The banking sector must focus urgently on addressing the “very low” levels of trust farmers have in lenders, an Irish Banking Culture Board (IBCB) report has concluded after including farmers as a separate reporting category for the first time.
The recommendation came as farmers were reported to have far lower levels of trust in banks than the general public and non-agricultural business owners.
It was also found that farmers have a more pessimistic outlook of the economy than non-farmers, as 79% of the farmers interviewed believed that the economy will worsen over the coming year.
The majority of farmers interviewed cited input cost volatility, rising energy prices and the war in Ukraine as top causes of financial concern.
The report commented that these new financial concerns were “dwarfing” worries that had been cited in last year’s interviews.
Farmers were also questioned on the changing regulatory environment in which they farm, which most said they were concerned about.
Just under one third of farmers were also worried about succession planning.
The interviews were conducted with 1,002 members of the general public, with the 98 farmer interviewees recruited through the Irish Farmers' Association's (IFA) database.
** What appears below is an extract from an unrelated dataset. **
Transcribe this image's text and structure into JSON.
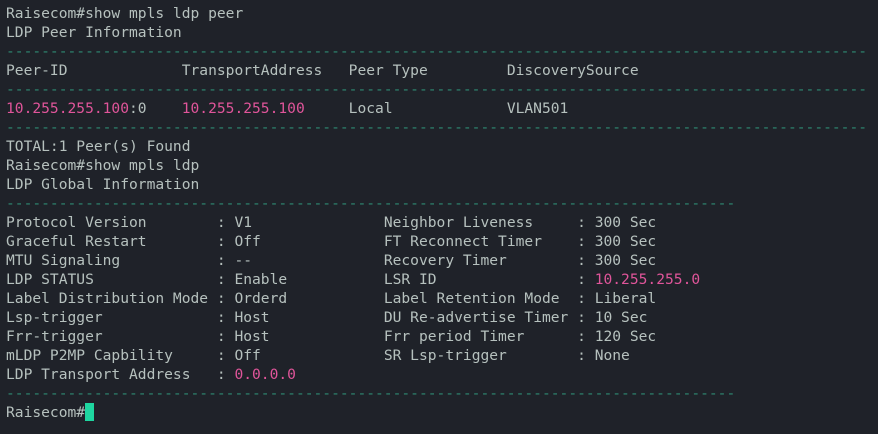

Almost half of all farmer participants agreed that banks “do not deliver a quality service”, while four in 10 thought that lenders are not sufficiently responsive when dealing with farmers.
The IBCB responded to the findings by reiterating that it saw no “quick fix” to rectifying such farmer views, stating that a “consistent focus on customers” is needed to improve the metrics on trust.
It added that a farming-specific event would be held in autumn of this year to address “some of the concerns identified”.
IFA treasurer and member of IBCB’s board Martin Stapleton stated that the absence of trust among the farming community must be addressed “without delay”.
“Farmers are integral to Ireland’s heritage and economy and their perspective needs to be understood, esteemed and supported and their needs met by banks,” Stapleton commented.
The findings of the report are in line with the IFA’s messaging on finance and are understandable given recent developments in the banking sector, according to the association’s farm business chair Rose Mary McDonagh.
“The results today are particularly bleak and support what we in the IFA have been saying for some time,” said McDonagh on the release of the report.
“It’s hardly surprising that sentiment towards the banks is so negative among farmers, when you consider the Ulster Bank exit and the level of branch closures [and] withdrawal of services throughout rural Ireland.
“You’d hardly know anyone now in the bank. Bank officials don’t know farmers or understand their business either. It’s a far cry from what it was in the past,” she claimed.
Under ‘huge pressure'
The farm business chair added that farmers’ financial situation is one of immense pressure, given surging input costs’ impact on farm margins.
“There is huge financial pressure, uncertainty and worry among farmers at the minute. Farmers across all sectors are being hit by an array of spiralling input costs, which are eroding already low margins for most,” McDonagh added.
“Farmers need to know that their financial provider is there for them when needed and that they have a range of low-cost finance options to meet their business and financial needs. Anything less is just not acceptable.”